> ACTION ITEM
In the records that follow, find each line with "just" and pull it out.

··· DATASET RECORDS ···

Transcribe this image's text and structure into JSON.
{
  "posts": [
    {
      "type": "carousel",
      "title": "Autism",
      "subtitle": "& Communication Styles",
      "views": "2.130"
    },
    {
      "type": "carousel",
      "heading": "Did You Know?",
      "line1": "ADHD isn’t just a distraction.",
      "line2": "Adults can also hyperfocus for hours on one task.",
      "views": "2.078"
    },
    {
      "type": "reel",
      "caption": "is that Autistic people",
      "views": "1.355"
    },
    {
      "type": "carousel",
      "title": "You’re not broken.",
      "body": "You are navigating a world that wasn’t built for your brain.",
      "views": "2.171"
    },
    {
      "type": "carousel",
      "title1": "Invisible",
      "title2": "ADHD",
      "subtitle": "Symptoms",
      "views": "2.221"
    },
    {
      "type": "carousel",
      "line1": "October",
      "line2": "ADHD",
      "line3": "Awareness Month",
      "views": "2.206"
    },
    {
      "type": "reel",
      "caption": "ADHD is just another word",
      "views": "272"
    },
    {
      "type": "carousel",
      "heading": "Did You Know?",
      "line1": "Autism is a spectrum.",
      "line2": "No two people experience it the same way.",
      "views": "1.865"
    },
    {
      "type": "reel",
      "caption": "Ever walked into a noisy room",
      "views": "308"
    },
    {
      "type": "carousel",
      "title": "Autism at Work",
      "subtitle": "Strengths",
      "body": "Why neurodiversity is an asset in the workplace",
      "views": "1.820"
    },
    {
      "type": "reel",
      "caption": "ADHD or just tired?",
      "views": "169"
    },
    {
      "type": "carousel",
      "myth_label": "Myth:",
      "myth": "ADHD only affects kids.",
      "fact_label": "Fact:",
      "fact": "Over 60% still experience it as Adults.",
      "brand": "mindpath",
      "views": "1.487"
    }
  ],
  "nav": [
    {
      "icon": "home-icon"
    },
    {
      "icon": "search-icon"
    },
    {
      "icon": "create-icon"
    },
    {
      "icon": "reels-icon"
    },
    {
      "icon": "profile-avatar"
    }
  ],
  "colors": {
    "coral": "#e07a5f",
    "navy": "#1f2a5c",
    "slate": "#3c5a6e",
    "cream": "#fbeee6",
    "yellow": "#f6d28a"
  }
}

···

> YOUR RESPONSE
      "line1": "ADHD isn’t just a distraction.",
      "caption": "ADHD is just another word",
      "caption": "ADHD or just tired?",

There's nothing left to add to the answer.